IS takes war to foes after setbacks
BEIRUT: Facing military setbacks in its self-declared caliphate in Syria and Iraq and intensified air strikes from a US-led coalition, Islamic State may have decided in September to take the fight to France and elsewhere. The ultra-hardline group has frequently threatened to strike inside Western countries since it established itself amid Syria’s civil war and then spread to northern Iraq last year, but one fighter reached inside Syria said its spokesman Abu Mohammad Al-Adnani had issued an instruction to act abroad.
“He sent a written order to all sectors and security brigades to start moving, including in Lebanon and Turkey,” the Syrian IS fighter said via social media from northern Syria. “Lebanon and France and other places are all part of the operations ordered two months ago.” Islamic State has said it was behind Friday’s killings of at least 132 people in Paris in revenge for France’s air strikes against it as well as twin suicide bombings which killed 43 people on Thursday in a Beirut stronghold of Lebanon’s Shiite Hezbollah, which is fighting the group in Syria.
The ultra-hardline militants have also claimed responsibility for bringing down a Russian airliner over the Sinai Peninsula on Oct 31 which killed all 224 people on board after Russia began its own campaign of air strikes in Syria. Turkish authorities suspect a high-profile British jihadist detained in Turkey last week may have been planning attacks in Istanbul similar to those in Paris, two security sources told Reuters on Sunday. The group has also threatened to attack Saudi Arabia, United States and Russia.
It was not immediately possible to verify the reported order, which Islamic State supporters and fighters said was given to dormant cells in several places. “Their messages to us are sent by blood and carnage so we send them their messages back in the same way, it is simple,” the northernSyria-based fighter said.
The group operates in a very secretive way and has a complicated structure. In general, its Caliph Abu Bakr AlBaghdadi is the ultimate decision maker but his deputy is also powerful. They both consult a Shura Council which is comprised of military, religious and other leaders who give advice to Baghdadi on strategy and military plans. It practices a strict version of Islam which considers all those opposing it as infidels who should be killed.
The younger jihadi generation looks up to Baghdadi as a powerful leader who will help establish a greater Islamic State that will conquer the world to spread Islam. It has drawn thousands of jihadists from across the world including Europe. But tighter security restrictions imposed by several European countries have prevented would-be jihadists from traveling and joining the group in Syria and Iraq.

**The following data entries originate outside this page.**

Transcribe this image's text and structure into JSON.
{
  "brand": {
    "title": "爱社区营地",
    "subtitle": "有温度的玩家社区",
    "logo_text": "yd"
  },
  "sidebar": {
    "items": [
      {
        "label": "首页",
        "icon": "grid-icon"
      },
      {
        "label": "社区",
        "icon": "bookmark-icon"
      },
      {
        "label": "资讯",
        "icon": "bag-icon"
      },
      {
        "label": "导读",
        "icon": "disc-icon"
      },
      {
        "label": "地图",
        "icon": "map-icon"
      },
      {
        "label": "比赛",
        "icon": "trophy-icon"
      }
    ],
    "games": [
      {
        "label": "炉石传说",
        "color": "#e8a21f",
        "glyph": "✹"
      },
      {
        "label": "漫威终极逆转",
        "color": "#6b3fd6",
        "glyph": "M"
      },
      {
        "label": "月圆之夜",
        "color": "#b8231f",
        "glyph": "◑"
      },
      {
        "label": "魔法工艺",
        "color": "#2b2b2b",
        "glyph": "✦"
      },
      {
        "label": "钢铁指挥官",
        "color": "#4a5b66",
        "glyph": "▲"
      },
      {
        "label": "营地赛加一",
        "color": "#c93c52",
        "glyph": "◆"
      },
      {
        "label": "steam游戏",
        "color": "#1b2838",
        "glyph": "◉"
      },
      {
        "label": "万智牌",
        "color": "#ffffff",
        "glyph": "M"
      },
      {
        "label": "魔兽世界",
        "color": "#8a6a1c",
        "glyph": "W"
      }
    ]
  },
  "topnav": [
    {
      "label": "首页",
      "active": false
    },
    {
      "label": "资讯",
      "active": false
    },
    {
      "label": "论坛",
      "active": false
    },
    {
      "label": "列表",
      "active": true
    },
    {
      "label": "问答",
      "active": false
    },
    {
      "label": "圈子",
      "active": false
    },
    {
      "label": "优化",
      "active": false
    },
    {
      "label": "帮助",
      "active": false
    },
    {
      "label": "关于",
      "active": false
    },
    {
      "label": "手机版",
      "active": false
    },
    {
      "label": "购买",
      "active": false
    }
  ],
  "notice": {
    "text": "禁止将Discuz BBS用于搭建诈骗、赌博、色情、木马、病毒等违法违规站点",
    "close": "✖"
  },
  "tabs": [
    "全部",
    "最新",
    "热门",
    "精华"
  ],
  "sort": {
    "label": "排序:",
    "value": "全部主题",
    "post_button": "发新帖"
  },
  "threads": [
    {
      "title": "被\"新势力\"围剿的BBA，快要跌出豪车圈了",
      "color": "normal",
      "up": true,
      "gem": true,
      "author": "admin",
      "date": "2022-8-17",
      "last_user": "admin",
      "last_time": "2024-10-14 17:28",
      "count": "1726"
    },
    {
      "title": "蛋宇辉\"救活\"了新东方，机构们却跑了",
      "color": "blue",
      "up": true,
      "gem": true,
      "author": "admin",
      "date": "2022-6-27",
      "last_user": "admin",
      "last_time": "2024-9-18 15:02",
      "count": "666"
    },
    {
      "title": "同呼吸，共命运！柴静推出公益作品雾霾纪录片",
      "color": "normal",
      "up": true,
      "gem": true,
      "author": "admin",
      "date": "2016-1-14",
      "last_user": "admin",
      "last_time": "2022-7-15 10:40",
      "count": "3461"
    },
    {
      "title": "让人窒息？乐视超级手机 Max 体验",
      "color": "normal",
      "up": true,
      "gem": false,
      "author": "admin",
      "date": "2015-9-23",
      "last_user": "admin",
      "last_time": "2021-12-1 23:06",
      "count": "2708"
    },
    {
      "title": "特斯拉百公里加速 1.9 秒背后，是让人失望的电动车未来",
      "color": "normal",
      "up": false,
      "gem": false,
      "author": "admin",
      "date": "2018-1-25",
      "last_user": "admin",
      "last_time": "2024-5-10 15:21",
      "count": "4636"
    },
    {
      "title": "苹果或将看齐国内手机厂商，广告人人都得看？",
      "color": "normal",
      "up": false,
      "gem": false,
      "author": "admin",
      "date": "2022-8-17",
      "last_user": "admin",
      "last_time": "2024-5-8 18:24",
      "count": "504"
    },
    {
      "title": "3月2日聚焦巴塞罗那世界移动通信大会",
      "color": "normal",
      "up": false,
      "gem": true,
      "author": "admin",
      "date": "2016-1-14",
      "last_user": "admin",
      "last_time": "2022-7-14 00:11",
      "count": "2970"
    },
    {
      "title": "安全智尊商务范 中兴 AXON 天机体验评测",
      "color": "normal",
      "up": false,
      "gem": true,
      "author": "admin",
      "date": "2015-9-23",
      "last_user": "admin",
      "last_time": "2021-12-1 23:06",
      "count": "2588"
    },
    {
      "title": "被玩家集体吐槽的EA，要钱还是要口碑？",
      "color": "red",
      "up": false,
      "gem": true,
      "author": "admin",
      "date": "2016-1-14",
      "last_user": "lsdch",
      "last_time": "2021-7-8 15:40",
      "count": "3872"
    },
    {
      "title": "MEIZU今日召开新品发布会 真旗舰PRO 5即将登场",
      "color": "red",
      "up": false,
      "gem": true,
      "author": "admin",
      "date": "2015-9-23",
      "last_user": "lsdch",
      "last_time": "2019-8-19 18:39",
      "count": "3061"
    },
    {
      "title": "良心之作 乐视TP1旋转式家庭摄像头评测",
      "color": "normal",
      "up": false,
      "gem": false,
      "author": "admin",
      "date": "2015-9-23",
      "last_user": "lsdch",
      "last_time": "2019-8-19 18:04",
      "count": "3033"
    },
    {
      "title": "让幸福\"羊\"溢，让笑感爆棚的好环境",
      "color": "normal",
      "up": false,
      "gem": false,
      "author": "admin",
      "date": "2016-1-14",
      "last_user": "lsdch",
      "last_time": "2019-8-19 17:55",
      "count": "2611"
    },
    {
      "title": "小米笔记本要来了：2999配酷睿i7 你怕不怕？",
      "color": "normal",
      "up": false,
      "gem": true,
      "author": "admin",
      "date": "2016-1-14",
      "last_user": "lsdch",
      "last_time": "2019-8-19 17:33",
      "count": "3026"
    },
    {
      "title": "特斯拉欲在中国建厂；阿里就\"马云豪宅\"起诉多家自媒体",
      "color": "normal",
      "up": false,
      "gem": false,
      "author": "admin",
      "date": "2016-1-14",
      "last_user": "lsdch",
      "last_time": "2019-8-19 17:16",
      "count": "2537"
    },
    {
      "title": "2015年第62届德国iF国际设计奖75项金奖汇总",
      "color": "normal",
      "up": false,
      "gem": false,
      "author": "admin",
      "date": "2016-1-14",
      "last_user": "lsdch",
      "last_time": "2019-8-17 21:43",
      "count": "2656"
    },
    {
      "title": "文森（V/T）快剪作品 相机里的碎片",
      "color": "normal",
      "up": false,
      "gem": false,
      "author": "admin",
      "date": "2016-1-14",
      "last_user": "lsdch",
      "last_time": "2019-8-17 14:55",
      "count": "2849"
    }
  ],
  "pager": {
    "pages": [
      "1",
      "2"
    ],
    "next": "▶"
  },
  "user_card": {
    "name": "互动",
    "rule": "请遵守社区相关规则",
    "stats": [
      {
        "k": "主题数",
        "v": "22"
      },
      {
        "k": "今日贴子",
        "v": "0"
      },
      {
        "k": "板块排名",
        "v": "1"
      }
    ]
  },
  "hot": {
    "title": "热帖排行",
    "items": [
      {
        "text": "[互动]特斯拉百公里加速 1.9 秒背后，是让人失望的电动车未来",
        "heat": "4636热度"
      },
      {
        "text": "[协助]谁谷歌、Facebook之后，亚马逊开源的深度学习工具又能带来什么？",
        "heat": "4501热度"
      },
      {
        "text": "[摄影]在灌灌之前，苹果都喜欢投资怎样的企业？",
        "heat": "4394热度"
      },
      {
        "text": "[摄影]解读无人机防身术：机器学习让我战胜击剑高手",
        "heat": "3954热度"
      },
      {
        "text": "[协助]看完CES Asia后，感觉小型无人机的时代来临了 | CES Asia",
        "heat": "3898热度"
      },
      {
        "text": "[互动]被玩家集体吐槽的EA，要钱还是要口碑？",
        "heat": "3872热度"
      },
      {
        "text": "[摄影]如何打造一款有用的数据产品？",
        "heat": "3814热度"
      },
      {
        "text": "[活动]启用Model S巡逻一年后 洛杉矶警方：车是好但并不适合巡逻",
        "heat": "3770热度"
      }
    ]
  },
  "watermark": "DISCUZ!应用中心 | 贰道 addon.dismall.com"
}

To overcome this, the group has established contacts from its bases in the Middle East with these jihadists and encouraged them to operate as “lone wolves” or in small cells to carry out individual attacks inside countries where they live or work. According to one of the fighters, the dormant cells have no contact with each other but all answer to a special apparatus in charge of “foreign operations”, from which they take orders to attack. He did not elaborate.
Little is known about the head of this apparatus, who the fighter said is a Jordanian national who works closely with the leadership in Syria and Iraq and travels between the two countries. He is only known by a nickname. “He masterminds these operations, gets in touch with the followers and supporters there, guide them in training and operations and targets,” said a jihadi source close to the group. His account could not be independently verified. The New York Times cited officials on both sides of the Atlantic saying that the attackers in France had communicated at some point beforehand with known members of Islamic State in Syria. — Reuters
This undated image from the Islamic State’s English-language magazine Dabiq shows Belgian national Abdelhamid Abaaoud, who was identified by French authorities yesterday as the presumed mastermind of the terror attacks in Paris.